| WHAT YOU WILL DO |
Using the records below, copy every line that holds the string "JSON".

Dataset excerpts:
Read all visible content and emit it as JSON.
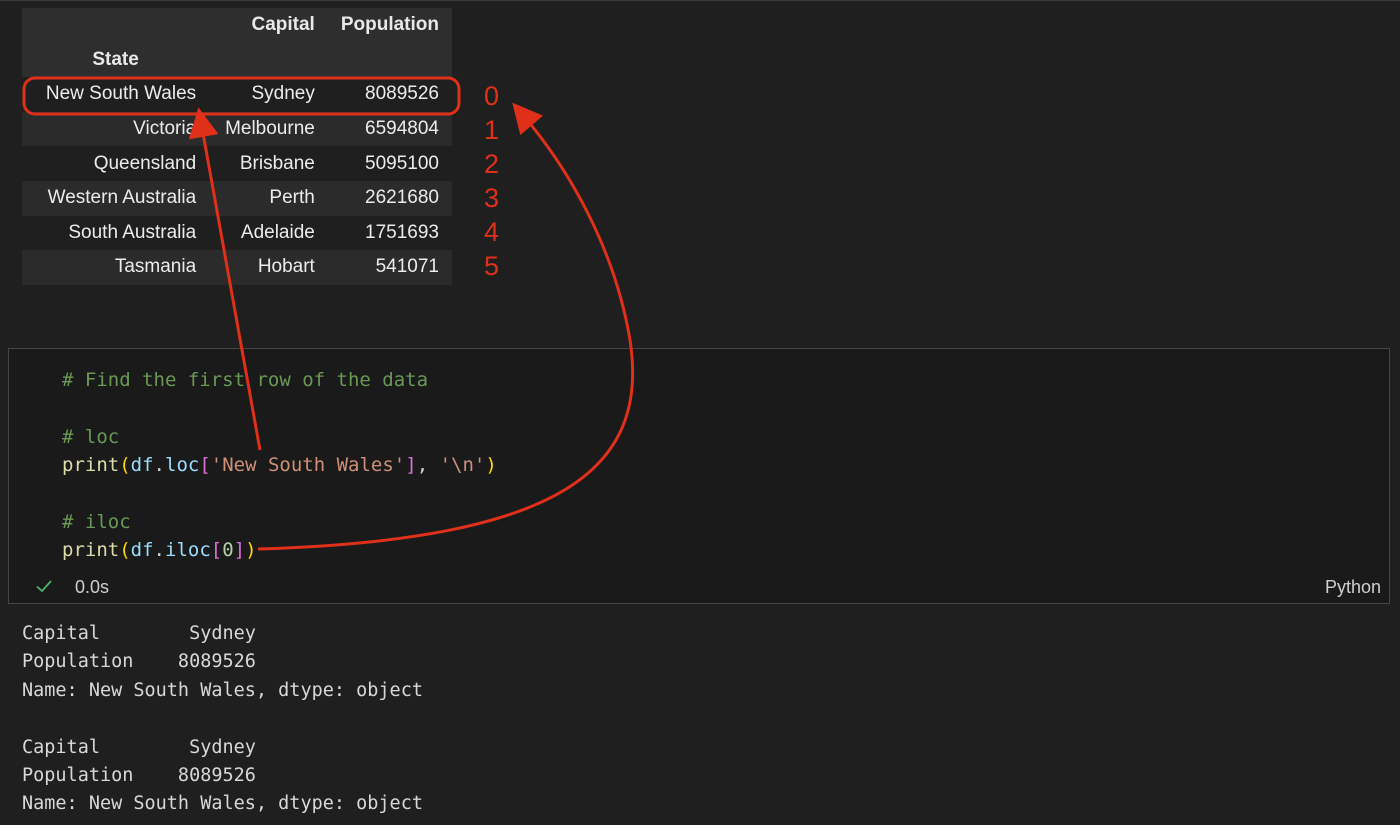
{
  "dataframe": {
    "columns": [
      "Capital",
      "Population"
    ],
    "index_name": "State",
    "rows": [
      {
        "state": "New South Wales",
        "capital": "Sydney",
        "population": "8089526"
      },
      {
        "state": "Victoria",
        "capital": "Melbourne",
        "population": "6594804"
      },
      {
        "state": "Queensland",
        "capital": "Brisbane",
        "population": "5095100"
      },
      {
        "state": "Western Australia",
        "capital": "Perth",
        "population": "2621680"
      },
      {
        "state": "South Australia",
        "capital": "Adelaide",
        "population": "1751693"
      },
      {
        "state": "Tasmania",
        "capital": "Hobart",
        "population": "541071"
      }
    ]
  },
  "row_indices": [
    "0",
    "1",
    "2",
    "3",
    "4",
    "5"
  ],
  "code": {
    "comment1": "# Find the first row of the data",
    "comment_loc": "# loc",
    "loc_func": "print",
    "loc_var": "df",
    "loc_attr": "loc",
    "loc_arg": "'New South Wales'",
    "loc_arg2": "'\\n'",
    "comment_iloc": "# iloc",
    "iloc_func": "print",
    "iloc_var": "df",
    "iloc_attr": "iloc",
    "iloc_arg": "0"
  },
  "status": {
    "time": "0.0s",
    "language": "Python"
  },
  "output": {
    "block1": [
      "Capital        Sydney",
      "Population    8089526",
      "Name: New South Wales, dtype: object"
    ],
    "block2": [
      "Capital        Sydney",
      "Population    8089526",
      "Name: New South Wales, dtype: object"
    ]
  },
  "annotation_color": "#e0301a"
}
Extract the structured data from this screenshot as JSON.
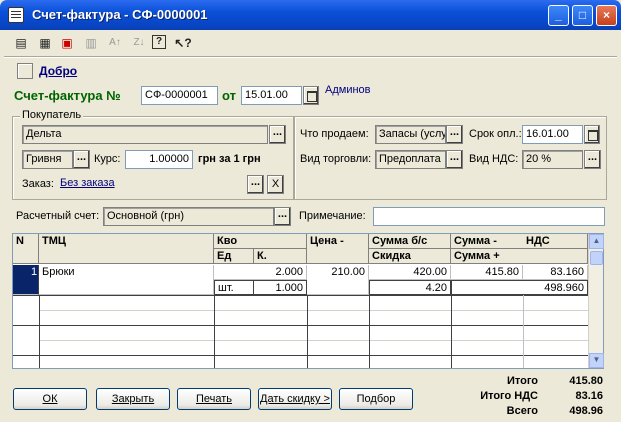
{
  "window": {
    "title": "Счет-фактура - СФ-0000001",
    "buttons": {
      "minimize": "_",
      "maximize": "□",
      "close": "×"
    }
  },
  "toolbar": {
    "icons": [
      "new-row-icon",
      "edit-row-icon",
      "delete-row-icon",
      "copy-icon",
      "sort-ascending-icon",
      "sort-descending-icon",
      "help-icon",
      "context-help-icon"
    ]
  },
  "header": {
    "approve_link": "Добро",
    "invoice_label": "Счет-фактура №",
    "invoice_number": "СФ-0000001",
    "from_label": "от",
    "date": "15.01.00",
    "author": "Админов"
  },
  "buyer_panel": {
    "legend": "Покупатель",
    "buyer": "Дельта",
    "currency": "Гривня",
    "rate_label": "Курс:",
    "rate": "1.00000",
    "rate_unit": "грн за 1 грн",
    "order_label": "Заказ:",
    "order_link": "Без заказа",
    "clear_button": "X"
  },
  "terms_panel": {
    "what_label": "Что продаем:",
    "what_value": "Запасы (услу",
    "due_label": "Срок опл.:",
    "due_value": "16.01.00",
    "trade_label": "Вид торговли:",
    "trade_value": "Предоплата",
    "vat_label": "Вид НДС:",
    "vat_value": "20 %"
  },
  "account": {
    "label": "Расчетный счет:",
    "value": "Основной (грн)",
    "note_label": "Примечание:",
    "note_value": ""
  },
  "table": {
    "headers": {
      "n": "N",
      "item": "ТМЦ",
      "qty": "Кво",
      "unit": "Ед",
      "k": "К.",
      "price": "Цена -",
      "sum_no_vat": "Сумма б/с",
      "discount": "Скидка",
      "sum_minus": "Сумма -",
      "vat": "НДС",
      "sum_plus": "Сумма +"
    },
    "rows": [
      {
        "n": "1",
        "item": "Брюки",
        "qty": "2.000",
        "unit": "шт.",
        "k": "1.000",
        "price": "210.00",
        "sum_no_vat": "420.00",
        "discount": "4.20",
        "sum_minus": "415.80",
        "vat": "83.160",
        "sum_plus": "498.960"
      }
    ]
  },
  "buttons": {
    "ok": "ОК",
    "close": "Закрыть",
    "print": "Печать",
    "discount": "Дать скидку >",
    "select": "Подбор"
  },
  "totals": {
    "total_label": "Итого",
    "total_value": "415.80",
    "vat_label": "Итого НДС",
    "vat_value": "83.16",
    "all_label": "Всего",
    "all_value": "498.96"
  }
}
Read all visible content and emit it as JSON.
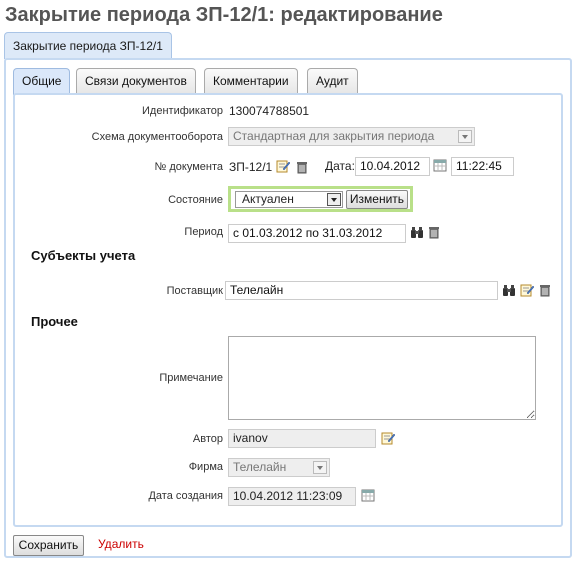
{
  "page": {
    "title": "Закрытие периода ЗП-12/1: редактирование"
  },
  "outer_tab": {
    "label": "Закрытие периода ЗП-12/1"
  },
  "tabs": [
    {
      "label": "Общие"
    },
    {
      "label": "Связи документов"
    },
    {
      "label": "Комментарии"
    },
    {
      "label": "Аудит"
    }
  ],
  "form": {
    "identifier": {
      "label": "Идентификатор",
      "value": "130074788501"
    },
    "workflow": {
      "label": "Схема документооборота",
      "value": "Стандартная для закрытия периода"
    },
    "doc_number": {
      "label": "№ документа",
      "value": "ЗП-12/1",
      "date_label": "Дата:",
      "date": "10.04.2012",
      "time": "11:22:45"
    },
    "state": {
      "label": "Состояние",
      "value": "Актуален",
      "change_button": "Изменить"
    },
    "period": {
      "label": "Период",
      "value": "с 01.03.2012 по 31.03.2012"
    },
    "subjects_section": "Субъекты учета",
    "supplier": {
      "label": "Поставщик",
      "value": "Телелайн"
    },
    "other_section": "Прочее",
    "note": {
      "label": "Примечание",
      "value": ""
    },
    "author": {
      "label": "Автор",
      "value": "ivanov"
    },
    "firm": {
      "label": "Фирма",
      "value": "Телелайн"
    },
    "created": {
      "label": "Дата создания",
      "value": "10.04.2012 11:23:09"
    }
  },
  "actions": {
    "save": "Сохранить",
    "delete": "Удалить"
  },
  "colors": {
    "accent": "#c5d9f1",
    "state_highlight": "#b9e089",
    "delete": "#cc0000"
  }
}
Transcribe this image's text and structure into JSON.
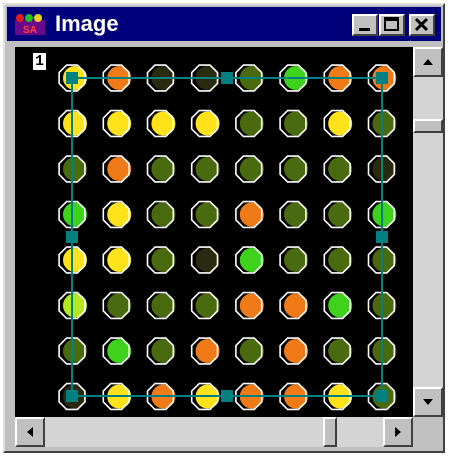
{
  "window": {
    "title": "Image",
    "icon": "sa-app-icon",
    "controls": [
      "minimize-icon",
      "maximize-icon",
      "close-icon"
    ]
  },
  "overlay": {
    "label": "1",
    "grid_color": "#008080",
    "circle_color": "#ffffff"
  },
  "array": {
    "rows": 8,
    "cols": 8,
    "spot_colors": {
      "y": "#ffe21a",
      "g": "#3fd21c",
      "o": "#f07a18",
      "r": "#d8321a",
      "l": "#b6e81e",
      "d": "#4a6a10",
      "k": "#2a2a10"
    },
    "spots": [
      [
        "y",
        "o",
        "k",
        "k",
        "d",
        "g",
        "o",
        "o"
      ],
      [
        "y",
        "y",
        "y",
        "y",
        "d",
        "d",
        "y",
        "d"
      ],
      [
        "d",
        "o",
        "d",
        "d",
        "d",
        "d",
        "d",
        "k"
      ],
      [
        "g",
        "y",
        "d",
        "d",
        "o",
        "d",
        "d",
        "g"
      ],
      [
        "y",
        "y",
        "d",
        "k",
        "g",
        "d",
        "d",
        "d"
      ],
      [
        "l",
        "d",
        "d",
        "d",
        "o",
        "o",
        "g",
        "d"
      ],
      [
        "d",
        "g",
        "d",
        "o",
        "d",
        "o",
        "d",
        "d"
      ],
      [
        "k",
        "y",
        "o",
        "y",
        "o",
        "o",
        "y",
        "d"
      ]
    ]
  },
  "scrollbars": {
    "vertical": {
      "up": "arrow-up-icon",
      "down": "arrow-down-icon"
    },
    "horizontal": {
      "left": "arrow-left-icon",
      "right": "arrow-right-icon"
    }
  }
}
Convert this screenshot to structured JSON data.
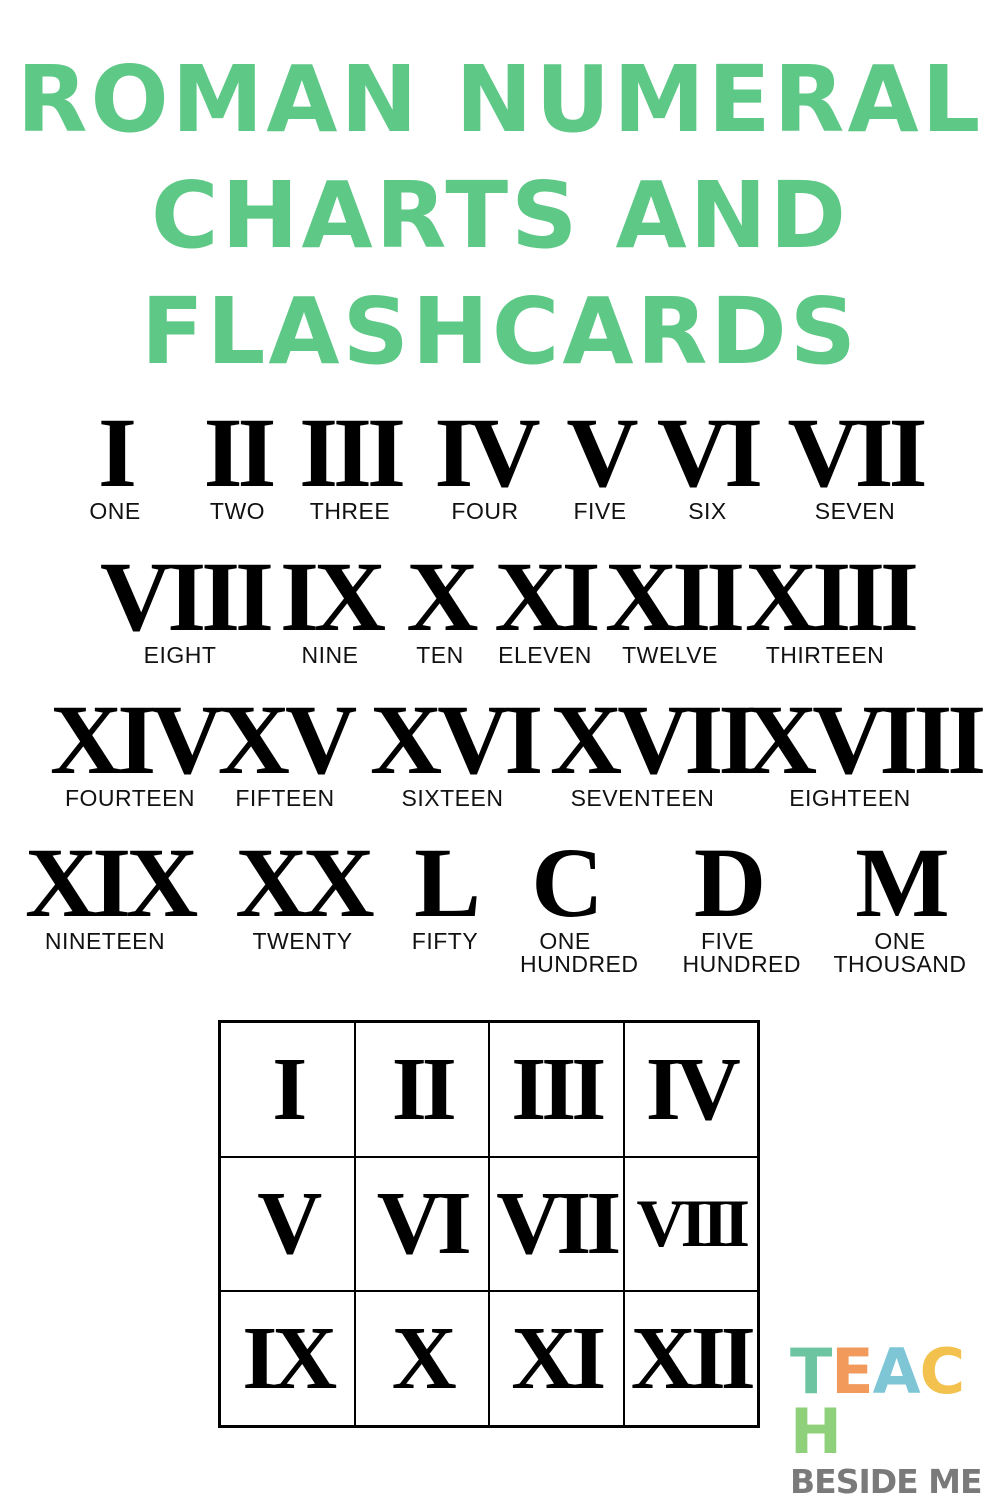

| EXERCISE OUTPUT |
Read all visible content and emit it as JSON.
Extract the structured data from this screenshot as JSON.
Read all visible content and emit it as JSON.
Transcribe this image's text and structure into JSON.
Convert this screenshot to structured JSON data.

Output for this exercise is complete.